Then her foot slipped and she fell, pulling me down with her. I screamed. The man with glasses grabbed me and kept me from falling into the water. I suddenly felt so cold. I couldn’t breathe. I was choking, fighting for air.
The people in the cars nearby opened their windows. “What’s wrong?”
The man with glasses held me as I doubled over and threw up. I was sobbing and too shaken to resist when he wrapped his coat over my worn yoga t-shirt and jeans and led me shivering across the bridge to Cathedral Park.
“I don’t know what’s wrong, but can I help you?” he said awkwardly.
I looked around, dazed. The scar-faced man was gone. “There was a man with a knife chasing a girl. She was only about 15, dressed in old-fashioned clothes. You must have seen her. And the guy – he’s probably nearby.”
“I saw nothing but stalled traffic and you leaning over the bridge.”
“I saw them. I know I did.”
“Well, you look like you saw a ghost. I’m Jeffrey. You?”
“What? Oh, Kristen.”
“Have you ever heard the story of Christina Taylor? She was a teenager who was kidnapped, molested, and stabbed here on August 6, 1949. People say she haunts the bridge.”
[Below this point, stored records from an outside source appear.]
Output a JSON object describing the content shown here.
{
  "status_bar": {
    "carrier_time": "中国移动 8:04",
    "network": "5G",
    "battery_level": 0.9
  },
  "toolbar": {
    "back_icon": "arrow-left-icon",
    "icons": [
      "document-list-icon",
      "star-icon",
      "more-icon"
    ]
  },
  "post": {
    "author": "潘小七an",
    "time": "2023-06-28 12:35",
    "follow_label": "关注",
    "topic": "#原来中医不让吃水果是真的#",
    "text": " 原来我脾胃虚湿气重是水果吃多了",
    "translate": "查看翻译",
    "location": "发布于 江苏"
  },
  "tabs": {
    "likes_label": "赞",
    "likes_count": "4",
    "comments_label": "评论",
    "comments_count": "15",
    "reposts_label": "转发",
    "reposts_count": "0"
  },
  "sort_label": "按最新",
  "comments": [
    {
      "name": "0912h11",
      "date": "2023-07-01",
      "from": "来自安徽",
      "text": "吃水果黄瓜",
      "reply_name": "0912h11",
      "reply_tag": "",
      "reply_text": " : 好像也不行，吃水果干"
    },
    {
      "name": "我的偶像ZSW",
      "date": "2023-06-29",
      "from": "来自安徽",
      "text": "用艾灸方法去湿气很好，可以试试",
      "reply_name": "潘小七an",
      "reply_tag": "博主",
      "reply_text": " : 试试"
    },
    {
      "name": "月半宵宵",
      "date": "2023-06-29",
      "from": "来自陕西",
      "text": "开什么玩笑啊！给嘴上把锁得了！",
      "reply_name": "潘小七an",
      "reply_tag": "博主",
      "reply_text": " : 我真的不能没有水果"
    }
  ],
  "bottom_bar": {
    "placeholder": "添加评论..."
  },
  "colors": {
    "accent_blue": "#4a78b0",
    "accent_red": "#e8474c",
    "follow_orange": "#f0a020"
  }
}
“That’s my birthday, different year, of course … Oh my God! I was her! I remember it all.” My eyes brimmed with angry tears as memories of the attack made my skin crawl – horrible breath and his disgusting body forcing himself onto me. “It was another life.”
Jeff looked at me strangely. “Well … How about I get some coffee, and then move our cars. Are you okay by yourself?”
I nodded, sinking onto a park bench. What had just happened? I pulled my sketch pad from my bag to calm myself. I opened on a sketch of Dan as crepuscular rays broke through the clouds like beams from heaven. I felt him silently calling for me. Something had shifted on that bridge. The monkey wrench in my heart had loosened and I was no longer afraid. Then a beautiful Monarch butterfly landed on my sketch. I reached out gently with a Portland pale arm and the butterfly stepped onto my finger.
“What are you doing here?” I asked the fragile creature aloud. “You’ve come such a long way.” Amazingly the butterfly stayed alight on my finger.
“Feeling better?” asked Jeff, returning with a café mocha.
“Yes, much. Thank you so much. I’d like to explain what just happened, but I gotta run.”
“No, Montana,” I said, watching the monarch fly away.